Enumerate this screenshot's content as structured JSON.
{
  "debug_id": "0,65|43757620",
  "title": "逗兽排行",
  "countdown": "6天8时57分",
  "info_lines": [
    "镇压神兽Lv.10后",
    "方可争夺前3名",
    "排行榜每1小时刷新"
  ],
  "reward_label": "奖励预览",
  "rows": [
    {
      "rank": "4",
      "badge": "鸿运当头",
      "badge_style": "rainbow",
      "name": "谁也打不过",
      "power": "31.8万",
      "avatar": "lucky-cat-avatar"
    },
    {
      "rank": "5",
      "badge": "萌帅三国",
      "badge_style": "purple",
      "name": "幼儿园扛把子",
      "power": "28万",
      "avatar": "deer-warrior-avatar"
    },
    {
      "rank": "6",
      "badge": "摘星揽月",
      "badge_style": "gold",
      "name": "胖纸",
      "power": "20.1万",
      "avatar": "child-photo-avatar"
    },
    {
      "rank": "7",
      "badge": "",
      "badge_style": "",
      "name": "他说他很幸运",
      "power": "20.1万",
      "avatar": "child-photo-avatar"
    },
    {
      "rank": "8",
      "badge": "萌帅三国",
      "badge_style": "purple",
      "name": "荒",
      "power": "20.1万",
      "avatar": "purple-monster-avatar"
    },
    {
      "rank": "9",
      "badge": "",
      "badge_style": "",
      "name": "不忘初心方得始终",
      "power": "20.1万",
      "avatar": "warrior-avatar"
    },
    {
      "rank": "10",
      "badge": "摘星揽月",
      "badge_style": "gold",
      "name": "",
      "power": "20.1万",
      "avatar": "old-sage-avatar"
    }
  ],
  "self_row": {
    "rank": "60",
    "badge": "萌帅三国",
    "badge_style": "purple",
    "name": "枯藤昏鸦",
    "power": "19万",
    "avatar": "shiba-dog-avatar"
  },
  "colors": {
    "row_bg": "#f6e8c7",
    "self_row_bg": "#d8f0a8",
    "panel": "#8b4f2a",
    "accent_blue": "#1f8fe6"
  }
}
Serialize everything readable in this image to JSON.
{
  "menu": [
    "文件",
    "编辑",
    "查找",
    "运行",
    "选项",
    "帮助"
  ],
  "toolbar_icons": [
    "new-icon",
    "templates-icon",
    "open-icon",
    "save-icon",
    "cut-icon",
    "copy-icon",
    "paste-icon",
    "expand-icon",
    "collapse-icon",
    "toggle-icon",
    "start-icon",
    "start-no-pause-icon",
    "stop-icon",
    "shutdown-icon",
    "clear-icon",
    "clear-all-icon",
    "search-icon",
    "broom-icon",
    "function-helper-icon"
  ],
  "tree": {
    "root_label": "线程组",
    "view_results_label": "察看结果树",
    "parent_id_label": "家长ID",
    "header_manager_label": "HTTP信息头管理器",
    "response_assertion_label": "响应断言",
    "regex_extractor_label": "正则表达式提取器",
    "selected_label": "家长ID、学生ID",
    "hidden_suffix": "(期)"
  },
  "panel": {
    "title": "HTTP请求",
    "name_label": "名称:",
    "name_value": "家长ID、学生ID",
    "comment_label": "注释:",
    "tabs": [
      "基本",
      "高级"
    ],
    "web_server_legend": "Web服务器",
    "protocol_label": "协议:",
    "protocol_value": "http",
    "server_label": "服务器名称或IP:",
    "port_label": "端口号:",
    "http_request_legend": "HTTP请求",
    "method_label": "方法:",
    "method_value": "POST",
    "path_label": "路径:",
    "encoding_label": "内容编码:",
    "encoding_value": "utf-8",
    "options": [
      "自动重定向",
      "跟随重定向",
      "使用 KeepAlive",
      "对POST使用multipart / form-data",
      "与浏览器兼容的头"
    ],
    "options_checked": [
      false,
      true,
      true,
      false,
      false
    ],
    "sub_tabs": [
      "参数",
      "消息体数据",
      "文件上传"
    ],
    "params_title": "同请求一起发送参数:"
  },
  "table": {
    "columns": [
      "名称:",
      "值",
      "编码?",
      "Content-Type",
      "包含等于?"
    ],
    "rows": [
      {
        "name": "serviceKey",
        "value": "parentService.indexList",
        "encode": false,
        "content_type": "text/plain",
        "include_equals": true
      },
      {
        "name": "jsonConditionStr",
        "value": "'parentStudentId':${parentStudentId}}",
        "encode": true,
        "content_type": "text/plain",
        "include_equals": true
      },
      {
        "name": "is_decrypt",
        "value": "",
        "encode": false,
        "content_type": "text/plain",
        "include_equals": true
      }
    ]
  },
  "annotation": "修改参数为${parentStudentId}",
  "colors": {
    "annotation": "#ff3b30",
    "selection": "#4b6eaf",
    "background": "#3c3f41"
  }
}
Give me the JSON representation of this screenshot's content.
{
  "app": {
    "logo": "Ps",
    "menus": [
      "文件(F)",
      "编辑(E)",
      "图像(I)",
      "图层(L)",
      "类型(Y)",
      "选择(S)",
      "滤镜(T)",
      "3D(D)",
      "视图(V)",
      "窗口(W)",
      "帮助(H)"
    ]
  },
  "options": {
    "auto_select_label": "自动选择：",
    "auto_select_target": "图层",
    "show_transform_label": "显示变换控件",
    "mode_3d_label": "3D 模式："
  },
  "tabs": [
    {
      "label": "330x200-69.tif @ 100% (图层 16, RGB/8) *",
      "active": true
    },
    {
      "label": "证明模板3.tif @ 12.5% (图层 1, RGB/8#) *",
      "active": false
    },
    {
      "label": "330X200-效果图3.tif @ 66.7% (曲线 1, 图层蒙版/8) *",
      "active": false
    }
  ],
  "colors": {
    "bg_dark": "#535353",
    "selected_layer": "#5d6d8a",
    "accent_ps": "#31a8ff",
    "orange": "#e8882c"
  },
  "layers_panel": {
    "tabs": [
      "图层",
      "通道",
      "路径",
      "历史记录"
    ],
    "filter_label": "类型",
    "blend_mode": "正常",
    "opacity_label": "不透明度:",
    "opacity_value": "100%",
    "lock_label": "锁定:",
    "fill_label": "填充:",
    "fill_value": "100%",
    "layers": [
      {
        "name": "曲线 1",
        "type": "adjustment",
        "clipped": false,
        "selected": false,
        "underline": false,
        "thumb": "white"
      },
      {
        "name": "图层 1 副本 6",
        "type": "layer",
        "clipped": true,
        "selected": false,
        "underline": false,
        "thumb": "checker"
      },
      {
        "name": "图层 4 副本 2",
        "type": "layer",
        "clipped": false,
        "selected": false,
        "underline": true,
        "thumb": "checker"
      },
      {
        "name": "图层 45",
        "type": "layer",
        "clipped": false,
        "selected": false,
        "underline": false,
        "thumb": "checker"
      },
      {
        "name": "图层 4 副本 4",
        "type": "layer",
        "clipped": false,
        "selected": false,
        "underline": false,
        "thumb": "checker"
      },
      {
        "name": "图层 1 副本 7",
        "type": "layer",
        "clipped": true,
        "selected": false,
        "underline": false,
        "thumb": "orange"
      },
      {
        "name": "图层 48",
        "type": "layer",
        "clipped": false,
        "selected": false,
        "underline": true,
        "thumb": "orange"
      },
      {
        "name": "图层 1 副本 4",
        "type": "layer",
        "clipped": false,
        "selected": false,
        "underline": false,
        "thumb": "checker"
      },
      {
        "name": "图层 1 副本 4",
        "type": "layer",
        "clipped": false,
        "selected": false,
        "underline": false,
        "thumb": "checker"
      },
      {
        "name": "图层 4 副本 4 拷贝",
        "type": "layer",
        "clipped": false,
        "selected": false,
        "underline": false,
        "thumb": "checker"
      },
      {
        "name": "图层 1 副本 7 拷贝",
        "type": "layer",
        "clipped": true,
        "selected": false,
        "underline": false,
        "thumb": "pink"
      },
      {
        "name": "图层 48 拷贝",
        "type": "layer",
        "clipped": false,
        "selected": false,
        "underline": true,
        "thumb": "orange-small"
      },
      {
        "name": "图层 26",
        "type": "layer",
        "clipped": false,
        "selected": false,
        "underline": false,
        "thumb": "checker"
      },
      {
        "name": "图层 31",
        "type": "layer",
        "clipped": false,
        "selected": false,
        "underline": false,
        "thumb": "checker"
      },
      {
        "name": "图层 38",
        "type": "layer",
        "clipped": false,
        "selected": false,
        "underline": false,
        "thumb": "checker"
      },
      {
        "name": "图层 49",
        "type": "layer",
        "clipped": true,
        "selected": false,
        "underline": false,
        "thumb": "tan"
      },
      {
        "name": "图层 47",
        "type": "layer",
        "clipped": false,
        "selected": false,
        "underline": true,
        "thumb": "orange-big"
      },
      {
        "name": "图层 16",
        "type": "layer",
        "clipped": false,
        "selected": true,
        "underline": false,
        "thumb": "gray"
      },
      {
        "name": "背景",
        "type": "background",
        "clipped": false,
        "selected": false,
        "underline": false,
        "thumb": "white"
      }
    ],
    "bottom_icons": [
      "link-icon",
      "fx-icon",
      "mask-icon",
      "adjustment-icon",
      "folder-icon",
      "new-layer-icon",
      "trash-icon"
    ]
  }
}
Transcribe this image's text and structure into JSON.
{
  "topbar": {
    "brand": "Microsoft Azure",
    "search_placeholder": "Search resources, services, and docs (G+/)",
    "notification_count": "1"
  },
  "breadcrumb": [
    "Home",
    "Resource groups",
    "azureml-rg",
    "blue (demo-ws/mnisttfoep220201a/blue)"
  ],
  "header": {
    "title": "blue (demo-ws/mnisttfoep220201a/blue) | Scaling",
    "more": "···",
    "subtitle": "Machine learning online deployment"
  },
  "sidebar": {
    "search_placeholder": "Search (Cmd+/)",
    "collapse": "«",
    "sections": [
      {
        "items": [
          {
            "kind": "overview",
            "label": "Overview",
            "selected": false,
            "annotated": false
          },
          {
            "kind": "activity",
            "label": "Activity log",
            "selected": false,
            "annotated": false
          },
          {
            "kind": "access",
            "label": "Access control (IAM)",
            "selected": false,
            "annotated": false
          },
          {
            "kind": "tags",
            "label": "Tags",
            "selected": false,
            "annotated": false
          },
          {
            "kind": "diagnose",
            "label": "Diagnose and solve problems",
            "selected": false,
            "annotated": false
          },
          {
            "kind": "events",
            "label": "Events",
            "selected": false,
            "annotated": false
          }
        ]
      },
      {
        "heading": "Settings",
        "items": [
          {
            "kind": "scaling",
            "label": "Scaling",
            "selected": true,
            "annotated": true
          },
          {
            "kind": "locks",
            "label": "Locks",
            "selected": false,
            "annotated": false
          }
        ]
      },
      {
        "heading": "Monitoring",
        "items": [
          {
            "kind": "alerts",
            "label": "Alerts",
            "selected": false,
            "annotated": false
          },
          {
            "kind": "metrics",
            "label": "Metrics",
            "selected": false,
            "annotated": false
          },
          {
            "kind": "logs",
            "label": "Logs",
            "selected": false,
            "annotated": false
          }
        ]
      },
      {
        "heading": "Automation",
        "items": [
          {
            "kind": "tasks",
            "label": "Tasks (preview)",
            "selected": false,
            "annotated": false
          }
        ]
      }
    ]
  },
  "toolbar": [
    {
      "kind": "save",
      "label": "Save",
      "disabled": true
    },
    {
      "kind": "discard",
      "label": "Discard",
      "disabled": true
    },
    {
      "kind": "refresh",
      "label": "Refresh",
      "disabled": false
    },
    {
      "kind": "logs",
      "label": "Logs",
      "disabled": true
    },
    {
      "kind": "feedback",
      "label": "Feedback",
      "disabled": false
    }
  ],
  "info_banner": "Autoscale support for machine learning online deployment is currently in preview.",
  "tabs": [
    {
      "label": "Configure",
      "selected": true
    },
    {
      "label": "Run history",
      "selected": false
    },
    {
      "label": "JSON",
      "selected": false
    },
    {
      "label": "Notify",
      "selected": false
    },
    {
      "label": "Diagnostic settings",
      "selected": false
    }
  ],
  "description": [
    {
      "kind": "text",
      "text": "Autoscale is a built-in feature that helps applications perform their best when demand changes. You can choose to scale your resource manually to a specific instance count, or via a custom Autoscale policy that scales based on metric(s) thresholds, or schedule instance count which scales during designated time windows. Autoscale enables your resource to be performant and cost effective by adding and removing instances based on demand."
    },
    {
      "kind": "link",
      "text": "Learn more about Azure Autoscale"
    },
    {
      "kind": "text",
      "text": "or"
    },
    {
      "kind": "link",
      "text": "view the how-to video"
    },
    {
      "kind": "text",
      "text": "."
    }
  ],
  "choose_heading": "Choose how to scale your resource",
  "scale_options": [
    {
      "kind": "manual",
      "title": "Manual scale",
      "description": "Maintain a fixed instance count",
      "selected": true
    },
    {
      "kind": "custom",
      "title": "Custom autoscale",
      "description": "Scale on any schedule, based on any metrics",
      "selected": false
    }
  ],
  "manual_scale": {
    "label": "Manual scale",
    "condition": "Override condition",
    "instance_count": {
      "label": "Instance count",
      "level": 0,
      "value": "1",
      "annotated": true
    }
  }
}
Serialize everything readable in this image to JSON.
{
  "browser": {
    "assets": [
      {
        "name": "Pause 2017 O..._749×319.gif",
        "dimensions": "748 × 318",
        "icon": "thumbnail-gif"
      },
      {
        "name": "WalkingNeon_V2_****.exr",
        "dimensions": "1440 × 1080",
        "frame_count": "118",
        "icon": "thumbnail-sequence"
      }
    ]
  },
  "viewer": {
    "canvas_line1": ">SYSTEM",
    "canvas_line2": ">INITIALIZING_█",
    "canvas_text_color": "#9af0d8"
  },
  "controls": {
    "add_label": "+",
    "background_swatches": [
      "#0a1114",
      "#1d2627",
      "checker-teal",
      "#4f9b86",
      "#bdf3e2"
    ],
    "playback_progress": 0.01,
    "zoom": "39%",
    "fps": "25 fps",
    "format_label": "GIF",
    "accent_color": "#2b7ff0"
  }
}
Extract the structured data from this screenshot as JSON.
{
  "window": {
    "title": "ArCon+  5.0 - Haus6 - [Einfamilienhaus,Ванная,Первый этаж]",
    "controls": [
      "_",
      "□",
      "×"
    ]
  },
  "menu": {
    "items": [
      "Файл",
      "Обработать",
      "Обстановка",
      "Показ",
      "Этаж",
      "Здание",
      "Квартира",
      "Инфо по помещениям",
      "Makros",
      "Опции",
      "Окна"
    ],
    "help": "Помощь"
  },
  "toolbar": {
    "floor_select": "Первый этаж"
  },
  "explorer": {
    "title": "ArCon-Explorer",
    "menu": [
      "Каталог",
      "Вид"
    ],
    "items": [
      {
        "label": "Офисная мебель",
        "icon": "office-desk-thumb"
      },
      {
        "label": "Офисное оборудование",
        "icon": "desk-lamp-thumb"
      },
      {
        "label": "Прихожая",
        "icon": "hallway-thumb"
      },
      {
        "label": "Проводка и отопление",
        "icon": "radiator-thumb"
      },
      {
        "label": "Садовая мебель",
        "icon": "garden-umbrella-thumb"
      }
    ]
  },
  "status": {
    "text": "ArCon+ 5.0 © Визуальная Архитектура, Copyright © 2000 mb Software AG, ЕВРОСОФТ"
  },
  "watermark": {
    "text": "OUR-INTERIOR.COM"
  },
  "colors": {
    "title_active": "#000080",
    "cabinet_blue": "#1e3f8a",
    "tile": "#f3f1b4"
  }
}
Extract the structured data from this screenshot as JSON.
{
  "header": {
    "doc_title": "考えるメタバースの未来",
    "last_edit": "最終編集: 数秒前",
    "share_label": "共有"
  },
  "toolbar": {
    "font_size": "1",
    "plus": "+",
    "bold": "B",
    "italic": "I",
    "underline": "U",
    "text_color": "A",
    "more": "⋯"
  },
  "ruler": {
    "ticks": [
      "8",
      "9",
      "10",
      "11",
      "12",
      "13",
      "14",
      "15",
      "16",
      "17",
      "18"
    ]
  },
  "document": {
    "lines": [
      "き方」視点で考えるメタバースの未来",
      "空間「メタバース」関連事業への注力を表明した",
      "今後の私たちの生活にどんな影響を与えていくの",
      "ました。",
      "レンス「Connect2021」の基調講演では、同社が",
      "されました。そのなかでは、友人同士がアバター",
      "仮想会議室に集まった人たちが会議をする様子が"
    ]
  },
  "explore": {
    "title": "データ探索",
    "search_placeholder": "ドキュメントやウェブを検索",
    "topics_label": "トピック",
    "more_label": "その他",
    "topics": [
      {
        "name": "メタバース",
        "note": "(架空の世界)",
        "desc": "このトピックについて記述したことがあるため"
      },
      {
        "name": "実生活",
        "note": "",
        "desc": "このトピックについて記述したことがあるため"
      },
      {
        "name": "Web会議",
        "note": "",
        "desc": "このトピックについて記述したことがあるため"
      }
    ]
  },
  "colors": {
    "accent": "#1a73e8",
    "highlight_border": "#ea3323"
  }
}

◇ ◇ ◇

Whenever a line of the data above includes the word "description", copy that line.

■ **Task response**
  "description": [
      "description": "Maintain a fixed instance count",
      "description": "Scale on any schedule, based on any metrics",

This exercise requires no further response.